3. The man most responsible for ESPN’s noxious “Embrace Debate” philosophy—as well enabling Skip Bayless’s decade-plus of hockey goonery—started work last week at Fox Sports 1 as the boss of programming, marketing and scheduling for Fox Sports 1 and Fox Sports 2. How much does Fox Sports president Eric Shanks expect Jamie Horowitz, the former ESPN-er and NBC News executive, to change Fox Sports Live and studio programming?
“I don’t know what the expectations as far as changing specific things but what I will say is that Jamie is the leader of the team charged with the future programming vision is for Fox Sports 1, whether it is changes to existing shows or coming up with a programming vision that continues to move forward,” Shanks said. “We want to start to identify achievable goals and start to put some wins on the board.
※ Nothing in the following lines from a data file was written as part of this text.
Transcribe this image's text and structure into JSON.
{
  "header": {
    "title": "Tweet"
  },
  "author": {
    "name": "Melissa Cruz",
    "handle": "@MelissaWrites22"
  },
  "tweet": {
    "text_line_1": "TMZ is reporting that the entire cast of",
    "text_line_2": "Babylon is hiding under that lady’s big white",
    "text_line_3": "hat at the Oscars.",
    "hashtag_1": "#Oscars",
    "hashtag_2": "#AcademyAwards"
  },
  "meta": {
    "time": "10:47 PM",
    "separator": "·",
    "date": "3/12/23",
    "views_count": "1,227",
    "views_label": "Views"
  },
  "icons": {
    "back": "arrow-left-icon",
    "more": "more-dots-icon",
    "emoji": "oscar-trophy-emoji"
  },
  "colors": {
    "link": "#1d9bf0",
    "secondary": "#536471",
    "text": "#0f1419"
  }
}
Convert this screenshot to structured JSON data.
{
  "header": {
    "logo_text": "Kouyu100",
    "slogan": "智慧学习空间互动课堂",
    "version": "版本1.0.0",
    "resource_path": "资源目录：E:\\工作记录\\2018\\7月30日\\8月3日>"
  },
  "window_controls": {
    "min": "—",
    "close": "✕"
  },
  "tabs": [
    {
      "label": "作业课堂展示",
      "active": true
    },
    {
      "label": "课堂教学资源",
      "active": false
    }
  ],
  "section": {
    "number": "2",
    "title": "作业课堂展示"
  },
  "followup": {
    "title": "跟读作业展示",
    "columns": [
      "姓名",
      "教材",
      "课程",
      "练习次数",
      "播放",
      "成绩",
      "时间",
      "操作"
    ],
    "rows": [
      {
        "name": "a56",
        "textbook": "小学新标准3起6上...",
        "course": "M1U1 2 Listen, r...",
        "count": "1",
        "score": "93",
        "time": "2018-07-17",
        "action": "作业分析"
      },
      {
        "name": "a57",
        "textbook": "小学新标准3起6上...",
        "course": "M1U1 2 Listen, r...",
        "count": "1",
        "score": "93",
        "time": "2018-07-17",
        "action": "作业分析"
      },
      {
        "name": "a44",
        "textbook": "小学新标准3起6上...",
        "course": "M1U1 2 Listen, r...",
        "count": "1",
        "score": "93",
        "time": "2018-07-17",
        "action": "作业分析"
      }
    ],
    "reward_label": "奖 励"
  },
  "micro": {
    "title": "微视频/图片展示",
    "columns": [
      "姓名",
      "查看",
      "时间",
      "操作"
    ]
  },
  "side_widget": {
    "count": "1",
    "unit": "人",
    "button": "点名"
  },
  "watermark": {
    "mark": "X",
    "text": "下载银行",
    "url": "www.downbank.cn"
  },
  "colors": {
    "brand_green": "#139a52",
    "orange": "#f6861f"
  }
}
Our live events are clearly putting wins on the board and the overall network is up something like 30 percent from last year. I think that Jamie’s unique skills will start to put some wins on the board in other areas.”
Horowitz had a successful run drawing viewers to ESPN2 and worked hand in hand with ESPN’s research department to convince the higher-ups to focus on debate-oriented programming. He happens to be a very nice guy in person, which proves that the Devil often comes with a smile in sports television.
“I think debate was a means to an end—which was winning,” Shanks said. “Jamie was tasked with making ESPN2 compete with ESPN and debate was a means to an end. I think the end game was ratings. That’s the same end game here. What that mix of programming is and his creative vision is, I don’t know. But we all have the same goal.
ESPN management (in all departments) has long looked the other way on First Take, from Stephen A. Smith’s domestic violence takes to Bayless’s on and offline goonery of LeBron James—as long as the money train flowed to a day part that previously struggled to make big dough. If given the same paradigm, based on his answer, Shanks will also play ball with Horowitz’s brand of asshattitude.
“I don’t think there is a sports media company on the planet that doesn’t take criticism for something,” Shanks said. “If you believe in it—whether that’s how you cover a sport, who you have on pregame or the studio, you have to be willing to take criticism and you have to be willing to take chances. The category that was created around ESPN 2 clearly took a lot of heat but does not take merely as much heat as it does today because it performed.”
3a. ESPN Radio’s Colin Cowherd tells the About Sports Radio podcast that his show makes $18-$20 million per year for ESPN and that he thinks AM sports radio will be dead in five years.
4. The Robert F. Kennedy Center for Justice & Human Rights recently recognized The New York Times bestselling book Strong Inside, which tells the story of Perry Wallace, who in 1966 enrolled at Vanderbilt University and became the first African-American basketball player in the Southeastern Conference. The author, Andrew Maraniss was is a former basketball SID at Vanderbilt University and was the first-ever media relations manager for the Tampa Bay (Devil) Rays in inaugural season of 1998. A link to buy the book is here.
5a. Here’s SI’s Grant Wahl on what’s next for the investigation.
5b. Here's Bloomberg's Inside Report of the FIFA arrests in Zurich.
5c. If you have not seen the E:60 investigation of FIFA czar Sepp Blatter, do so here.